When you spend Monero, the value of the inputs that you are spending and the value of the outputs you are sending are encrypted and opaque to everyone except the recipient of each of those outputs. Pedersen commitments allow you to send Monero without revealing the value of the transactions. Pedersen commitments also make it possible for people to verify that transactions on the blockchain are valid and not creating Monero out of thin air.
As long as the encrypted output amounts created, which include an output for the recipient and a change output back to the sender, and the unencrypted transaction fee is equal to the sum of the inputs that are being spent, it is a legitimate transaction and can be confirmed to not be creating Monero out of thin air.
Pedersen commitments mean that the sums can be verified as being equal, but the Monero value of each of the sums and the Monero value of the inputs and outputs individually are undeterminable. Pedersen commitments also mean that even the ratio of one input to another, or one output to another is undeterminable.
It is unclear which inputs are really being spent as the ring signature lists both the real inputs being spent and decoy inputs, therefore you don't actually know which input Pedersen commitments need to be summed. That's okay, because the RingCT ring signature only has to prove that for one combination of the inputs the outputs are equal to the sum of the inputs. For mathematical reasons, this is impossible to forge.

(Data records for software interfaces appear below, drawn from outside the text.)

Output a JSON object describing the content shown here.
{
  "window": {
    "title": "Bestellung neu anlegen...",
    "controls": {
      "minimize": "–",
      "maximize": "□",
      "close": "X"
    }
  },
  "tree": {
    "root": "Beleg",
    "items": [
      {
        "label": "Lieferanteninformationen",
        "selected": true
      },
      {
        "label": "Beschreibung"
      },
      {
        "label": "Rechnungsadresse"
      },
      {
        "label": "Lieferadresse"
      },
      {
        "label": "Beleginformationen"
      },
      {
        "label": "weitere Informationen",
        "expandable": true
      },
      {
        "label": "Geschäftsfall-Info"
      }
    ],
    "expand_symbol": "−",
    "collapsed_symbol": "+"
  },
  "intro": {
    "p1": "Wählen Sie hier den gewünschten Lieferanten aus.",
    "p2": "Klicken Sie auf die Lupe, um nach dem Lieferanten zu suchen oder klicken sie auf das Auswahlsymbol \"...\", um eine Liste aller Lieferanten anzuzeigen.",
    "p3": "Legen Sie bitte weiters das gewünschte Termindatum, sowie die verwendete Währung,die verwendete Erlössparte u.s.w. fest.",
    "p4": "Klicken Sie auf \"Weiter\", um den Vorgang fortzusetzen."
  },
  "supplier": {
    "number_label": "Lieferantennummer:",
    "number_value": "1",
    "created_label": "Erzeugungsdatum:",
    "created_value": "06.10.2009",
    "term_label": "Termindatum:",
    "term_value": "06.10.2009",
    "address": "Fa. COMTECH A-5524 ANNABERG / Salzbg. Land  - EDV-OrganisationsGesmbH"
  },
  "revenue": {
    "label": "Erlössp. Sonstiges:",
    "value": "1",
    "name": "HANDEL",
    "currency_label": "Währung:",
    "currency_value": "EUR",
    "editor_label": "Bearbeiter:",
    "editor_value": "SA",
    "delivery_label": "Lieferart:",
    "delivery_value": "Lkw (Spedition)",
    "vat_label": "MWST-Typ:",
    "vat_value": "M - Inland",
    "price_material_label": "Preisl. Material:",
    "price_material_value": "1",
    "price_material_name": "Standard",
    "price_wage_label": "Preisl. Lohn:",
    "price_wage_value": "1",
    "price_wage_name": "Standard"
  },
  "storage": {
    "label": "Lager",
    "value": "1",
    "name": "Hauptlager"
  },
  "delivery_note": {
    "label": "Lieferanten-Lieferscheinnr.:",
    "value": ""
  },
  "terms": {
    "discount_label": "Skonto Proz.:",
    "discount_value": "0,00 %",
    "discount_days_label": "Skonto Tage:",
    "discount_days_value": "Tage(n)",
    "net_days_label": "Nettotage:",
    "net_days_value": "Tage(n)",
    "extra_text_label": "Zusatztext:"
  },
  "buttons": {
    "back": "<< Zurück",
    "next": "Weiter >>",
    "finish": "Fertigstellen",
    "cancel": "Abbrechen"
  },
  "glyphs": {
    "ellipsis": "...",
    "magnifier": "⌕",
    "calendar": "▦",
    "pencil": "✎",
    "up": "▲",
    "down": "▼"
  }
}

See information in Ring Confidential Transactions paper by Shen Noether of the Monero Research Lab.